Traditional logic says that online stories have to be short and snappy… but some of the web’s best writing happens at length.
We live in an age of very low attention spans, where nobody reads, right?
Well, hopefully not too much, because that’s kept gruel on my table for many years now, but also because I’m always wary of folks who say that they “don’t read” or (and this is an especial hate) those who proudly claim that they “haven’t read a book since they left school”
What’s to be proud about there, exactly? That you’ve robbed yourself of the joy of reading? That you’re not interested in exploring the world around you in words? But I digress…
There’s a lot of really good, quite in-depth writing out there online, and it’s the kind of thing I enjoy finding on a regular basis, even if it’s not actually around the most pleasant of subjects.
Look, here’s two examples out of many I could think of right now. Both quite current, although good long writing can span back decades or even centuries.

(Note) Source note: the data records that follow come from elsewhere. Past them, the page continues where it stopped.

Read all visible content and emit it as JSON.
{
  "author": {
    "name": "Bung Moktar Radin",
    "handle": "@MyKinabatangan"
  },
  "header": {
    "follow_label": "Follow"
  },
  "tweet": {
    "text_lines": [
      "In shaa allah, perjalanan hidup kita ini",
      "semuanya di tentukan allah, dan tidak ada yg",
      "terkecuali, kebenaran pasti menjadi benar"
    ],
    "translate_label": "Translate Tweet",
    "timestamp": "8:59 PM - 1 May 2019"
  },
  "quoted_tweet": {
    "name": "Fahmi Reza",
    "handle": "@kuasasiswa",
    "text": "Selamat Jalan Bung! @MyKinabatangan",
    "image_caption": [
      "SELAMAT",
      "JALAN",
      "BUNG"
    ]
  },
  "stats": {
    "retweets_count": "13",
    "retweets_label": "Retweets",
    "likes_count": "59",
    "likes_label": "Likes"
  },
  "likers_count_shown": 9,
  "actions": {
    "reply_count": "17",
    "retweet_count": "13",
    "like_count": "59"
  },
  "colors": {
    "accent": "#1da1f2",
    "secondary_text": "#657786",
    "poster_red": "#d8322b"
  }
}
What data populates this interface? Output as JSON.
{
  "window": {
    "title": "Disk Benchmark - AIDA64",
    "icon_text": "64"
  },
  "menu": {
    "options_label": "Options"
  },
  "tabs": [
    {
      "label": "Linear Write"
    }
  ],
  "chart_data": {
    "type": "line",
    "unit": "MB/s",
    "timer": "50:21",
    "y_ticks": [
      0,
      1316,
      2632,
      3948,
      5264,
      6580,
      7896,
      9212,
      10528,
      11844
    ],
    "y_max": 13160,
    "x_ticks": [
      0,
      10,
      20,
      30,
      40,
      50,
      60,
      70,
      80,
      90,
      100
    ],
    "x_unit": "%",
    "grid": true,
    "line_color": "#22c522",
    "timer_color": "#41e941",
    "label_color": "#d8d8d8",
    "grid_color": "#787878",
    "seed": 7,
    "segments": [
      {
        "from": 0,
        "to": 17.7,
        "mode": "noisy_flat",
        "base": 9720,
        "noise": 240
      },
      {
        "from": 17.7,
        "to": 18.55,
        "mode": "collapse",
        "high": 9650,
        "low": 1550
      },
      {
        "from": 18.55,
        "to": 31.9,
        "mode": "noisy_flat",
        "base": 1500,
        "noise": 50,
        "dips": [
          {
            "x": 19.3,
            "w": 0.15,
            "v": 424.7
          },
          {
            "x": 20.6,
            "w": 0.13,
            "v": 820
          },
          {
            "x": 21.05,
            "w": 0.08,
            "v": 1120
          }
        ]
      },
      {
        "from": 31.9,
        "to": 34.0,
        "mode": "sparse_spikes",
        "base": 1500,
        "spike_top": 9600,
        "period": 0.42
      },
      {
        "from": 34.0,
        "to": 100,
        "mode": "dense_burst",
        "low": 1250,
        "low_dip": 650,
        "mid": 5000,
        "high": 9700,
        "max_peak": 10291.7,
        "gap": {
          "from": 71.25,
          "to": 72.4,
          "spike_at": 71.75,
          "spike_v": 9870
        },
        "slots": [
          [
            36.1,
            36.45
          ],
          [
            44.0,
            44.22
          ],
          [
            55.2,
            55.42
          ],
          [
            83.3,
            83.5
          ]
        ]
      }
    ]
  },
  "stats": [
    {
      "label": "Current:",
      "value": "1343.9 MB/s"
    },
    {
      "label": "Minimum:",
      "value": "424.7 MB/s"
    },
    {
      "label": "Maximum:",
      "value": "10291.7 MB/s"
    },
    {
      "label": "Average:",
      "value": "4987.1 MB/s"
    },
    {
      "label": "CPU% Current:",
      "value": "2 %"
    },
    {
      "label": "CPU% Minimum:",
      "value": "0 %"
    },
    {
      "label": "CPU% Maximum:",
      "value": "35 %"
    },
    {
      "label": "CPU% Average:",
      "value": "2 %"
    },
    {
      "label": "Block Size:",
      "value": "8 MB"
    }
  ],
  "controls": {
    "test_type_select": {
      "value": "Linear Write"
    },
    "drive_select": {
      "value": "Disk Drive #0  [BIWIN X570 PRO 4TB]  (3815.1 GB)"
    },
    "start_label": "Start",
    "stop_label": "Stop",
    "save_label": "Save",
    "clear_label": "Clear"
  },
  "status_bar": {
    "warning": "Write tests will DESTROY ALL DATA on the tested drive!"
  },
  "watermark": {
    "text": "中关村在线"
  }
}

Nearly everyone I know has recommended to me that I read that story about the US McDonald’s Monopoly Scam (and, just in case you were thinking of telling me I should, I ALREADY HAVE… ahem).
And really, if you haven’t, you should, because it’s a great, lengthy piece and a very fun read. You can click on this link to read it if you haven’t already.
On the opposite side of the “fun” to read spectrum is this excellent Kotaku piece about Riot Games and the culture of sexism that exists there.
This isn’t comfortable reading, and it’s not short reading either — but it’s exceptionally valuable content that I’d encourage anyone, even if you don’t care about games to read. Particularly the blokes, because I sadly suspect it won’t be “news” to most women out there.
Of course, in today’s media market, it’s very hard indeed. Most readers — even those who love long form content — don’t really want to pay for it.
It’s not a hard and fast rule, but as long as you’re avoiding blather, most longer pieces will naturally take more time to prepare — which means that in real terms, they cost more to present.
As someone who writes for a living, I’m rather hopeful that (across the board), this gets figured out soon.
Because I’m certain that the world wide web will be a weaker place if all we have are chunks of 200 word clickbait.